Even when answers are lacking, one of the rewards of being an academic economist has been to work on socially important problems, along with talented (and admirable) students and colleagues. Some of my close friends today were former students of mine, and they provide me with continual inspiration in my work and life. The year I turned sixty-four, I celebrated my birthday at my former student Teresa Ghilarducci’s place because I knew her work on pensions is instrumental in making retirement possible. Other former students – Peter Rappoport, who explains the financial sector to me, and Marcia Marley, who organizes projects for the poor and also helps keep the Democrats winning – were there. Another former student, Sandy Jacoby, became my mentor in understanding Eastern philosophy. Melissa Appleyard provides me with renewed energy and feedback on high-tech industries. The list goes on and on, with my gratitude to my students for enriching my life.

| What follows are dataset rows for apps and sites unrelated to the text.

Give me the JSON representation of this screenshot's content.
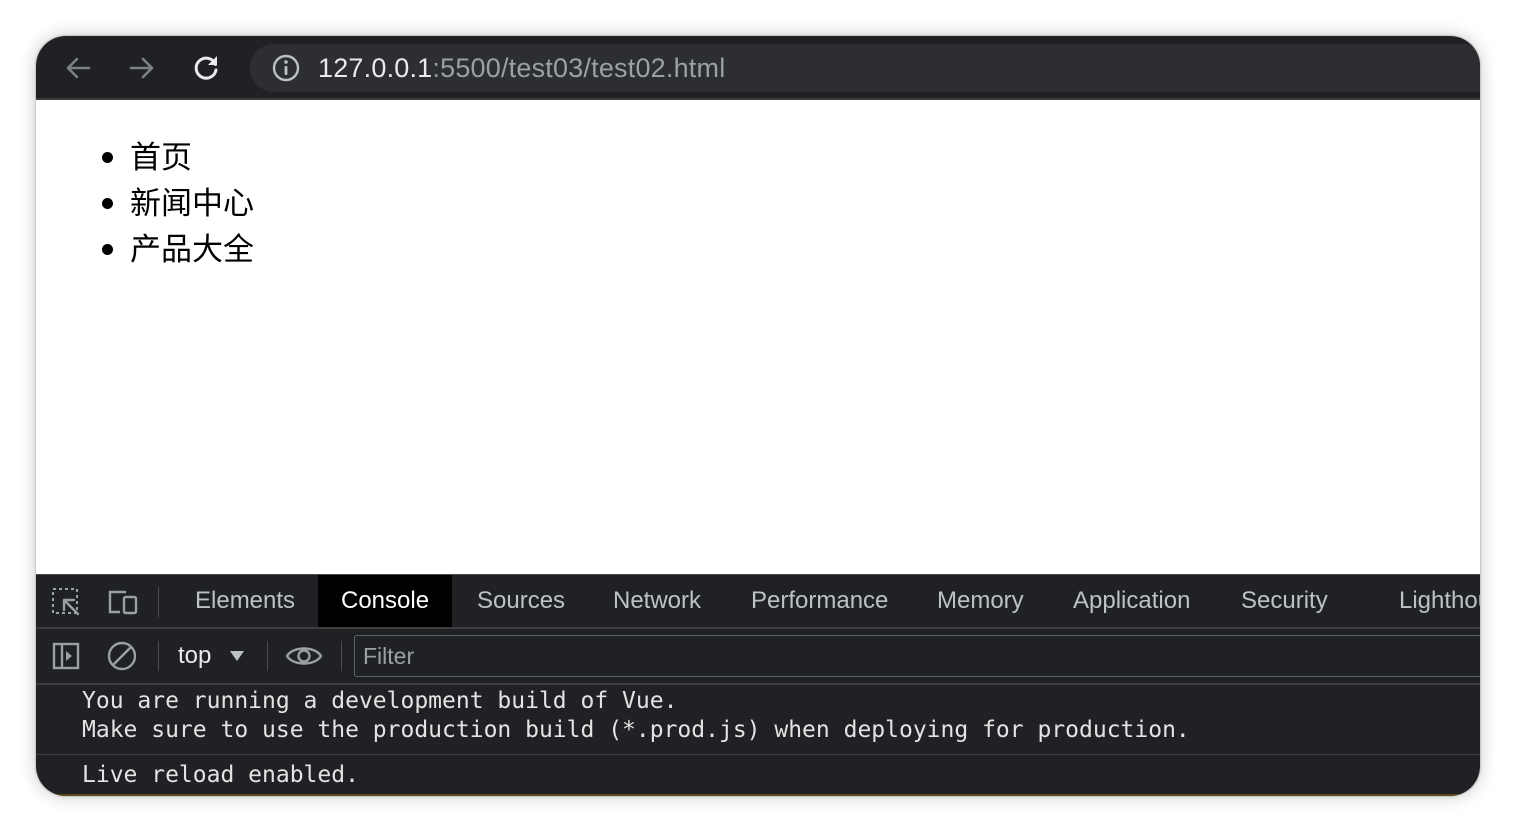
{
  "browser": {
    "url_host": "127.0.0.1",
    "url_path": ":5500/test03/test02.html",
    "icons": {
      "back": "arrow-left-icon",
      "forward": "arrow-right-icon",
      "reload": "reload-icon",
      "site_info": "info-icon"
    }
  },
  "page": {
    "list_items": [
      "首页",
      "新闻中心",
      "产品大全"
    ]
  },
  "devtools": {
    "tabs": [
      "Elements",
      "Console",
      "Sources",
      "Network",
      "Performance",
      "Memory",
      "Application",
      "Security",
      "Lighthouse"
    ],
    "active_tab": "Console",
    "context": "top",
    "filter_placeholder": "Filter",
    "messages": [
      "You are running a development build of Vue.\nMake sure to use the production build (*.prod.js) when deploying for production.",
      "Live reload enabled."
    ],
    "colors": {
      "panel_bg": "#202124",
      "active_tab_bg": "#000000",
      "text": "#e3e3e3"
    }
  }
}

We all struggle with key issues – how to use economics to help society, how to keep pushing policies even when being ignored, and how to balance work, family, and community. No one has found the golden path, and yet we have found meaningful paths.
Growing up white in the South, I witnessed nice white people who were also innately racist, although they did not think they were racist and would have been insulted if called racist. Similarly, in my early career, I experienced nice male economists who were innately sexist, although they did not think they were sexist and were insulted when called sexist. Social norms are so embedded in daily life that they are hard for people to observe; they are taken for granted as normal, acceptable behavior. Much of my life, both personal and professional, has involved confronting and seeking to change social norms that result in pain for those disadvantaged by them as well as unspoken and erroneous policy prescriptions that stem from them.
(Originally printed in Eminent Economists II – Their Life and Work Philosophies (Cambridge University Press, 2013)).